● **What the task asks**
Could you filter the data below down to the lines that hold the word "brand"?

Items from an interface collection
Segment Open

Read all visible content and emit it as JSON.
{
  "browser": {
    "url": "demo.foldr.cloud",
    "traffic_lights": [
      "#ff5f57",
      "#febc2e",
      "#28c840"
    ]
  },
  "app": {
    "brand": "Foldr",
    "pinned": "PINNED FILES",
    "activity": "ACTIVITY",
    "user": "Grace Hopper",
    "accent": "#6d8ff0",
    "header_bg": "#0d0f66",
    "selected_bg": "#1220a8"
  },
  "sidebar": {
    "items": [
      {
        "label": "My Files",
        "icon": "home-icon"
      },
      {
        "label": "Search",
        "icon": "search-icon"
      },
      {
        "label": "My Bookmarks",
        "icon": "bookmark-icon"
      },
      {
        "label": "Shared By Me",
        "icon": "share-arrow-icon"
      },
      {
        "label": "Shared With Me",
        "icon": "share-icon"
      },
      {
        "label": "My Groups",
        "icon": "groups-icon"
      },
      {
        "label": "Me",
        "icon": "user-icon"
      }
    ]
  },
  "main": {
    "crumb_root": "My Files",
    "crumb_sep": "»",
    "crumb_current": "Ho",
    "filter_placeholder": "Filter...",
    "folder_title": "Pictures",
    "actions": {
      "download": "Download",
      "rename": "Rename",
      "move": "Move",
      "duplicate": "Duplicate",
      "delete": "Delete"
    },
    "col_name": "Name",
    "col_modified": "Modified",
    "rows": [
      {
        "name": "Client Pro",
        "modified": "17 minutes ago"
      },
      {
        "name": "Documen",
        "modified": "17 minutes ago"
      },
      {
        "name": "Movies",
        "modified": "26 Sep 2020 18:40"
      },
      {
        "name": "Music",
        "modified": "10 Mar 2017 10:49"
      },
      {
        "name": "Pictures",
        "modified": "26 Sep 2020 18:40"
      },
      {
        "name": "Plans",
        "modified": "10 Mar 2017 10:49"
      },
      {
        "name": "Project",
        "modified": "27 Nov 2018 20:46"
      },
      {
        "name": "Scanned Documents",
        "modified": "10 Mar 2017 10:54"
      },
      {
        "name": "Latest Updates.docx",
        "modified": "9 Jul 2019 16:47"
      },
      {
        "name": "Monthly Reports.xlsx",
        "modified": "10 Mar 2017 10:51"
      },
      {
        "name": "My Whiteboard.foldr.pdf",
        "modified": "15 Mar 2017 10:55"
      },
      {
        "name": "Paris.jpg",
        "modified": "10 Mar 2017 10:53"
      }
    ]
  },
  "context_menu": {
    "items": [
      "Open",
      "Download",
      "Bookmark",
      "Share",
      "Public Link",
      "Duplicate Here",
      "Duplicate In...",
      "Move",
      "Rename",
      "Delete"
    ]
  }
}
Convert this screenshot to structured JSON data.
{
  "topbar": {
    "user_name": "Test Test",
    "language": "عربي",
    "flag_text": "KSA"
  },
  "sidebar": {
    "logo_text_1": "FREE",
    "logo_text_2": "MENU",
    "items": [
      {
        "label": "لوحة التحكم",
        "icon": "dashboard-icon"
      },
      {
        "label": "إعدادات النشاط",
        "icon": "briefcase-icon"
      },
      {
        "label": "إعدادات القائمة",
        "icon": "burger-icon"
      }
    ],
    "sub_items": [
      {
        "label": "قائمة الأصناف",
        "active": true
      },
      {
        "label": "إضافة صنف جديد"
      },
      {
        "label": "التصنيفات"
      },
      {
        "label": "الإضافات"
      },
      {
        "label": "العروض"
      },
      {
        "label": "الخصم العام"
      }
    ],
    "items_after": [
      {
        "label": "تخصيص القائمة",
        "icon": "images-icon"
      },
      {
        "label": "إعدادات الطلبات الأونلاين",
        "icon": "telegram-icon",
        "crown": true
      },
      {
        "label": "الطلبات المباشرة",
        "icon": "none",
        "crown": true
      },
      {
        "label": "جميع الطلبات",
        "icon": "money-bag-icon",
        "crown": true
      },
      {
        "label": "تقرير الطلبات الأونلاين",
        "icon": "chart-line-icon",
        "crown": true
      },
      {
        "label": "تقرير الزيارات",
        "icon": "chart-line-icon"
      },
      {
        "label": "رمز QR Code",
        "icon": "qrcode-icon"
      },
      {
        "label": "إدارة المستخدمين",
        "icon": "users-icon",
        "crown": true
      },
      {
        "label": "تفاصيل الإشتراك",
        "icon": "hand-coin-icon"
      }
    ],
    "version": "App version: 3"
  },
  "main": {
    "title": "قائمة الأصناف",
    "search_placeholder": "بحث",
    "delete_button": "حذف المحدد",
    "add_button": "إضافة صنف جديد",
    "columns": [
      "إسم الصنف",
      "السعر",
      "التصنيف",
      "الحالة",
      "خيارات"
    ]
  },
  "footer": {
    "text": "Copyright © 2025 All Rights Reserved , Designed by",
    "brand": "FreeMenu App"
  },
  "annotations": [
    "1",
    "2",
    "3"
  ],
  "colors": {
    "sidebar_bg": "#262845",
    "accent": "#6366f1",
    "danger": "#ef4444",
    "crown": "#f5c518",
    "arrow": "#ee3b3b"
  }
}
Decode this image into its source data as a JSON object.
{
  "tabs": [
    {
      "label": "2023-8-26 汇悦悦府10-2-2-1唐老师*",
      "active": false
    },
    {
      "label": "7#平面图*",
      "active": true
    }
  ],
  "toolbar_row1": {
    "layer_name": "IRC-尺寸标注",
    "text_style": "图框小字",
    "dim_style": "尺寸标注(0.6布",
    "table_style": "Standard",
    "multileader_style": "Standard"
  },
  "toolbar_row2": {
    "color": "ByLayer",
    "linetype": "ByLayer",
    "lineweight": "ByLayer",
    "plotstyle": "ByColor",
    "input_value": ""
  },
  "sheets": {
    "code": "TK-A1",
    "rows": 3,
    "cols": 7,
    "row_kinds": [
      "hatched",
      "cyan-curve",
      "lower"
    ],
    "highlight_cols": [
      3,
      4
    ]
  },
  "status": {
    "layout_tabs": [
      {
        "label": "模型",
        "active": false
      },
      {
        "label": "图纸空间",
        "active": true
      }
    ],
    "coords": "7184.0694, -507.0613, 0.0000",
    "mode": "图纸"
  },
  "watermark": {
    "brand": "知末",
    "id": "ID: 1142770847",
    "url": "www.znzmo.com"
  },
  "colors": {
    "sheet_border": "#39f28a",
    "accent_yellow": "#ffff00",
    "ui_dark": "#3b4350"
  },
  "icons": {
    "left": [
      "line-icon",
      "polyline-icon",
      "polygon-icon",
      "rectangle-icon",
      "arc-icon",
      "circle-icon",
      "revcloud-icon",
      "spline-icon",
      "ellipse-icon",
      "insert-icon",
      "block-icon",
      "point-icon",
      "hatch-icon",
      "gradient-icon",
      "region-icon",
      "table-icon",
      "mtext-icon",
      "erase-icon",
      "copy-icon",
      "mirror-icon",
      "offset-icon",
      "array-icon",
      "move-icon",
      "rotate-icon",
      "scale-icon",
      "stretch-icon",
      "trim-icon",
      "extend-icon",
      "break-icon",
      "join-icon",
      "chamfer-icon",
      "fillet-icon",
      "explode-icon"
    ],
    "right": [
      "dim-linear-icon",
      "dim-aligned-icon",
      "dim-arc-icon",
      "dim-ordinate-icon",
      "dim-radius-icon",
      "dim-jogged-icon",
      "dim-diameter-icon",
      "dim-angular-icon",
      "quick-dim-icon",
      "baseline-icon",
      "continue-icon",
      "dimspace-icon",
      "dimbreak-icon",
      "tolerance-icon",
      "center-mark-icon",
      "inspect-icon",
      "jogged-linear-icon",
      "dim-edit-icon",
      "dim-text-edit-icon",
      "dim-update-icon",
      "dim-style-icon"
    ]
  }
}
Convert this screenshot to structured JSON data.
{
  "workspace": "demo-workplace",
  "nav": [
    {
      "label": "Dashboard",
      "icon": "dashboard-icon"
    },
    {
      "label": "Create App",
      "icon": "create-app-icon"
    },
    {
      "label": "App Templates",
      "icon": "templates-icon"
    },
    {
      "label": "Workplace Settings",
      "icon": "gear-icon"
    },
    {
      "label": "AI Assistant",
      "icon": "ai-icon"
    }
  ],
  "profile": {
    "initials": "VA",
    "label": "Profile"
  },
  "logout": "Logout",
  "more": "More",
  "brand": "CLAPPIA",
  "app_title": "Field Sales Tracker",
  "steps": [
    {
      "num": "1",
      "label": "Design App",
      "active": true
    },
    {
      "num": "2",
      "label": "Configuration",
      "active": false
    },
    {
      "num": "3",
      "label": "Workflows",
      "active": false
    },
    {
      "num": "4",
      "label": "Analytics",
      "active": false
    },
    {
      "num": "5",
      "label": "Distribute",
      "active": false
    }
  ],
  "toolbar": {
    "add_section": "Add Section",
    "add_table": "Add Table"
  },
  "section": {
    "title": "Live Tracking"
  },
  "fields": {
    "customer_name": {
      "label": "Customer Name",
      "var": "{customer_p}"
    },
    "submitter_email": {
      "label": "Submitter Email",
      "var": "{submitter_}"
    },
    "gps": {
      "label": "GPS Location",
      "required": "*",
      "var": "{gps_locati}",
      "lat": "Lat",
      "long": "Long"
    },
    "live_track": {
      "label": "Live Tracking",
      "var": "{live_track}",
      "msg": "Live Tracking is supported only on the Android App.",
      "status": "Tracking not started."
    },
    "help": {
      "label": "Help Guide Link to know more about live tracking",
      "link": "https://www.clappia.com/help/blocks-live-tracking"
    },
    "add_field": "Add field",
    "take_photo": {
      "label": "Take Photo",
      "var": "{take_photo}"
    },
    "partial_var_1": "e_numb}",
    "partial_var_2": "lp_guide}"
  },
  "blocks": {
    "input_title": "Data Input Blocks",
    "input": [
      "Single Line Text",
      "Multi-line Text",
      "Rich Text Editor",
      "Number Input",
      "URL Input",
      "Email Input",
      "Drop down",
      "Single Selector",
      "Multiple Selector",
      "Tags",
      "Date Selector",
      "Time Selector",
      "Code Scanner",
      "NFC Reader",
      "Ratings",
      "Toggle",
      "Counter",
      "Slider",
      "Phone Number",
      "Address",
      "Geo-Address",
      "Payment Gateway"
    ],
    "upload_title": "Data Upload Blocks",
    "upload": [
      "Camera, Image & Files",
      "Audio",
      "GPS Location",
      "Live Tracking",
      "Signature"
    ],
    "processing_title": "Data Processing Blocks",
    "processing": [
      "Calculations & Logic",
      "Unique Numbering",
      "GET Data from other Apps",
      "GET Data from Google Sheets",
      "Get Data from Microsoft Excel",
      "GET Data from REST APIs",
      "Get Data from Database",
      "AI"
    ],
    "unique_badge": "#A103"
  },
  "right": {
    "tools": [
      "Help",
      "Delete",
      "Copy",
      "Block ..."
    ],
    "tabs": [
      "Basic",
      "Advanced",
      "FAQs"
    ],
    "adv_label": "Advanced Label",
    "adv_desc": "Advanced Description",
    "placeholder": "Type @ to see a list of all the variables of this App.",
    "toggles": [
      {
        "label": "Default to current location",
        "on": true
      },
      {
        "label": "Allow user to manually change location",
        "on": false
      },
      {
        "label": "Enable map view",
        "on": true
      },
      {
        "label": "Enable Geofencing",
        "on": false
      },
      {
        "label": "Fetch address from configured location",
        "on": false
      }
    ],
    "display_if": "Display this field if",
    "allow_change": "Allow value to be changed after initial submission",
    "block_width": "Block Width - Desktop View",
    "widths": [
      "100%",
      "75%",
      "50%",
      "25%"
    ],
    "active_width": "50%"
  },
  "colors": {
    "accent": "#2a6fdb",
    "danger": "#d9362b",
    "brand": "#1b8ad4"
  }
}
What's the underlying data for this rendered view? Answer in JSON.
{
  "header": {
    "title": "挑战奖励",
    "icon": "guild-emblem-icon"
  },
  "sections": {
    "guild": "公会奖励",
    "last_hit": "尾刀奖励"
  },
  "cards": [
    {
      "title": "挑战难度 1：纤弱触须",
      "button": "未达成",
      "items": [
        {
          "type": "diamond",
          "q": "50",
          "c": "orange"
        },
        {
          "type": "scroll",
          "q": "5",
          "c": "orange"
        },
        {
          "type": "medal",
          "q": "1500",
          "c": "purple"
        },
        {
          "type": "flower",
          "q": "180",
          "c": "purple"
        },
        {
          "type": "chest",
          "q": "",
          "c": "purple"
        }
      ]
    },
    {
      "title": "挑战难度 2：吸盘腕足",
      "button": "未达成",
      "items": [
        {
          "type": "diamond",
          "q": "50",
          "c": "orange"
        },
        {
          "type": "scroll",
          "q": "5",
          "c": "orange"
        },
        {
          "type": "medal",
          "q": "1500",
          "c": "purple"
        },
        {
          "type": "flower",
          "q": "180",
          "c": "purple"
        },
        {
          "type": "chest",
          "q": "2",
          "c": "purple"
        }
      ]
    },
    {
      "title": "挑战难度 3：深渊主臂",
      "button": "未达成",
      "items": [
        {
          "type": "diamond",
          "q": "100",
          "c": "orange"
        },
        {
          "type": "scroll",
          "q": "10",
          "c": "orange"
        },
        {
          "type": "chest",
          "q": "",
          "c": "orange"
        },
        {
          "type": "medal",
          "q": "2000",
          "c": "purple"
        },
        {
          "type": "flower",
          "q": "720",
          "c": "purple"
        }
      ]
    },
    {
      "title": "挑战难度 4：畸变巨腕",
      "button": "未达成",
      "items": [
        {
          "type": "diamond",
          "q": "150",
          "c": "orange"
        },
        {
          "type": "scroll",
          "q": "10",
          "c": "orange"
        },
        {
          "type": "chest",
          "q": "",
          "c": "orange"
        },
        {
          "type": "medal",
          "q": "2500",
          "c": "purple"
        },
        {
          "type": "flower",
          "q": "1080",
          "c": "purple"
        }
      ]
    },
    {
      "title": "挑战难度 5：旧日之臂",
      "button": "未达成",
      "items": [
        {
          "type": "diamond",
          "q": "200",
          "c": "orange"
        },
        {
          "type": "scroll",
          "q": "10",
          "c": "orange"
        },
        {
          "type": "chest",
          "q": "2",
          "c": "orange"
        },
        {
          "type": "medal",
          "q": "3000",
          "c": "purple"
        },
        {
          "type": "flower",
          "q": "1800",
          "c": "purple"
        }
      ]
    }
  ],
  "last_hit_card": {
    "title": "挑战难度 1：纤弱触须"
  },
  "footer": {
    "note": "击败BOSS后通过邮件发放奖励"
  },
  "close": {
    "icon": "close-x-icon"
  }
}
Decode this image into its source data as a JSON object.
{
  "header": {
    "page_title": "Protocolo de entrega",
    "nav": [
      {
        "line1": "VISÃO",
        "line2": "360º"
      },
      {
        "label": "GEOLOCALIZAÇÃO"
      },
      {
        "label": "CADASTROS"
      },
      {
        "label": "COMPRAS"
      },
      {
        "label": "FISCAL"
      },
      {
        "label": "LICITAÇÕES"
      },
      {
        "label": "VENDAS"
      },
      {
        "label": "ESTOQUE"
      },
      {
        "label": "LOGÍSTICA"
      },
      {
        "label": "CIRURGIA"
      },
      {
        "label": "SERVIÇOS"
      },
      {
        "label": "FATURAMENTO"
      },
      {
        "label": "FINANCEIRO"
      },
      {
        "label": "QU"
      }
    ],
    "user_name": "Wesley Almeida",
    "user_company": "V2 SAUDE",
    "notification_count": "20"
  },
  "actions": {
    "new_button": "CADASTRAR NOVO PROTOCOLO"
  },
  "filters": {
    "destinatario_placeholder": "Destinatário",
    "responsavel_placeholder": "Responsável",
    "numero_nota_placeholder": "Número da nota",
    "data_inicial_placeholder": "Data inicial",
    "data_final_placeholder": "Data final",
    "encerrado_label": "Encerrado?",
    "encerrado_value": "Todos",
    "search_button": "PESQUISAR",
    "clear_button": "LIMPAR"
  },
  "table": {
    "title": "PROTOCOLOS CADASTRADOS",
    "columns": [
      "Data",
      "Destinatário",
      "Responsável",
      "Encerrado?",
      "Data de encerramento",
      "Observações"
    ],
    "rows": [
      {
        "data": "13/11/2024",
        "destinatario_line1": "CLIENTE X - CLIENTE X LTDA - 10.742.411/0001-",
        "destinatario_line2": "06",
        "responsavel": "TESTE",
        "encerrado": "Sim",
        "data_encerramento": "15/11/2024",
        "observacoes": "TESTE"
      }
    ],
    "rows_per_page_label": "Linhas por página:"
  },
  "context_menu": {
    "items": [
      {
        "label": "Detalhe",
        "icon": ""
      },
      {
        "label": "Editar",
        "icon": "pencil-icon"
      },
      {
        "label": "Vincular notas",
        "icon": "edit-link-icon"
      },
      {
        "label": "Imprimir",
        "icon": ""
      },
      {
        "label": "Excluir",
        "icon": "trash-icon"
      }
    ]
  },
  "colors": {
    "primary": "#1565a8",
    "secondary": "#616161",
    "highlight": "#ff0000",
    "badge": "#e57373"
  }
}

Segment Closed

● **Result of this exercise**
    "brand": "Foldr",
    "brand": "FreeMenu App"
    "brand": "知末",
  "brand": "CLAPPIA",
    "brand": "#1b8ad4"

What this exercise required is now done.